**TASK:**
If a line in the data below holds the word "Rugby", copy it.

**STORED DATA:**
────────────────

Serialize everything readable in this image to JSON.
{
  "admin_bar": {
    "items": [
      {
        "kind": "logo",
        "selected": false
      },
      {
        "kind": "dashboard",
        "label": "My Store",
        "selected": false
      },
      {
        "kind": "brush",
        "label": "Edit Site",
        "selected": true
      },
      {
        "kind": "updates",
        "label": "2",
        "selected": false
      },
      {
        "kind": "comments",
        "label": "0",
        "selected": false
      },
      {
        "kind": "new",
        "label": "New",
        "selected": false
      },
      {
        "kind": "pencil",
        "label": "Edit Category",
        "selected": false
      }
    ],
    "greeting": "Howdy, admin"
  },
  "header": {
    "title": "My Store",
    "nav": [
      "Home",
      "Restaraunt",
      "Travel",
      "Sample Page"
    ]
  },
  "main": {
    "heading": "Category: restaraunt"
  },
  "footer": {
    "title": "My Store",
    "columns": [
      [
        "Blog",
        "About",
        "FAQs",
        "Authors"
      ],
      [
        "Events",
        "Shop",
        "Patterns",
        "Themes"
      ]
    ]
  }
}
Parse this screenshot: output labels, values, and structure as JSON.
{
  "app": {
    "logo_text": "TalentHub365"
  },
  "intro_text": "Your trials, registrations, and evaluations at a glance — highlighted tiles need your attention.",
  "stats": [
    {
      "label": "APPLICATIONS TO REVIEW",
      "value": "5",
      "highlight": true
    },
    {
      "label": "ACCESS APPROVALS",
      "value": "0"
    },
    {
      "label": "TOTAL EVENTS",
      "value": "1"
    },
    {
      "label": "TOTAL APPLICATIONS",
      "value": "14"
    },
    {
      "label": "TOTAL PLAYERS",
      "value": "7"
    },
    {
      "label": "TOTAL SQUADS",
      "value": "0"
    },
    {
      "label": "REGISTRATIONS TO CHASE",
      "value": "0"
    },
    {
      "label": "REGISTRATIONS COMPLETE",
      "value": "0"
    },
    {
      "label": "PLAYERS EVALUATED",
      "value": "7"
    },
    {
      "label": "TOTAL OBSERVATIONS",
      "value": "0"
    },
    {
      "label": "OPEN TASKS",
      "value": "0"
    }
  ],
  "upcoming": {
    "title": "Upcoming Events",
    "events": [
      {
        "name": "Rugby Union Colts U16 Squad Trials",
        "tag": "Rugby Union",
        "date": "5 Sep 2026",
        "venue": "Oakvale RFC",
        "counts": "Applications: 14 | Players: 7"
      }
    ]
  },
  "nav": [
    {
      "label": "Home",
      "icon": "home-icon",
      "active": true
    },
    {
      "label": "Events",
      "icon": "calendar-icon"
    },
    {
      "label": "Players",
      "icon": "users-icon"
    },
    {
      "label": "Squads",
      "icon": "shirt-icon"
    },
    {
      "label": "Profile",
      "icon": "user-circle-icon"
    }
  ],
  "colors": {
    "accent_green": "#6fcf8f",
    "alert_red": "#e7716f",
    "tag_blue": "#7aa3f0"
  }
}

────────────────

**YOUR RESPONSE:**
        "name": "Rugby Union Colts U16 Squad Trials",
        "tag": "Rugby Union",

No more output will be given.